**What you need to do**
Reproduce the data below in full and exclude every picture.

**Data records**

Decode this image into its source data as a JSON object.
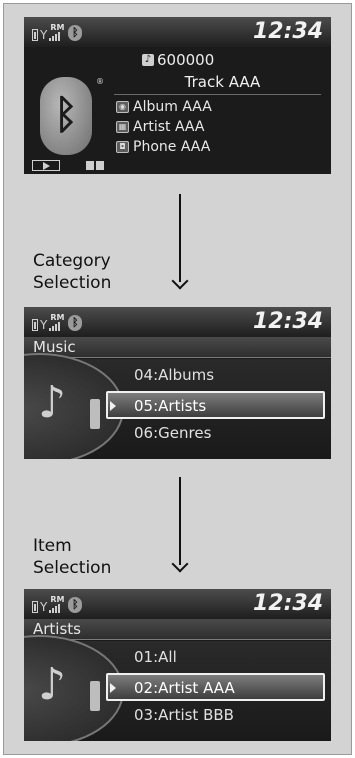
{
  "status": {
    "time": "12:34",
    "roaming": "RM",
    "bluetooth": "bluetooth-icon"
  },
  "now_playing": {
    "track_number": "600000",
    "track_title": "Track AAA",
    "album": "Album AAA",
    "artist": "Artist AAA",
    "phone": "Phone AAA"
  },
  "steps": {
    "category_label": "Category\nSelection",
    "item_label": "Item\nSelection"
  },
  "category_screen": {
    "title": "Music",
    "items": [
      "04:Albums",
      "05:Artists",
      "06:Genres"
    ],
    "selected_index": 1
  },
  "item_screen": {
    "title": "Artists",
    "items": [
      "01:All",
      "02:Artist AAA",
      "03:Artist BBB"
    ],
    "selected_index": 1
  },
  "colors": {
    "screen_bg": "#1b1b1b",
    "frame_bg": "#d3d3d3",
    "text": "#e8e8e8"
  }
}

**Output for this task**
Decode this image into its source data as a JSON object.
{
  "status": {
    "time": "12:34",
    "roaming": "RM",
    "bluetooth": "bluetooth-icon"
  },
  "now_playing": {
    "track_number": "600000",
    "track_title": "Track AAA",
    "album": "Album AAA",
    "artist": "Artist AAA",
    "phone": "Phone AAA"
  },
  "steps": {
    "category_label": "Category\nSelection",
    "item_label": "Item\nSelection"
  },
  "category_screen": {
    "title": "Music",
    "items": [
      "04:Albums",
      "05:Artists",
      "06:Genres"
    ],
    "selected_index": 1
  },
  "item_screen": {
    "title": "Artists",
    "items": [
      "01:All",
      "02:Artist AAA",
      "03:Artist BBB"
    ],
    "selected_index": 1
  },
  "colors": {
    "screen_bg": "#1b1b1b",
    "frame_bg": "#d3d3d3",
    "text": "#e8e8e8"
  }
}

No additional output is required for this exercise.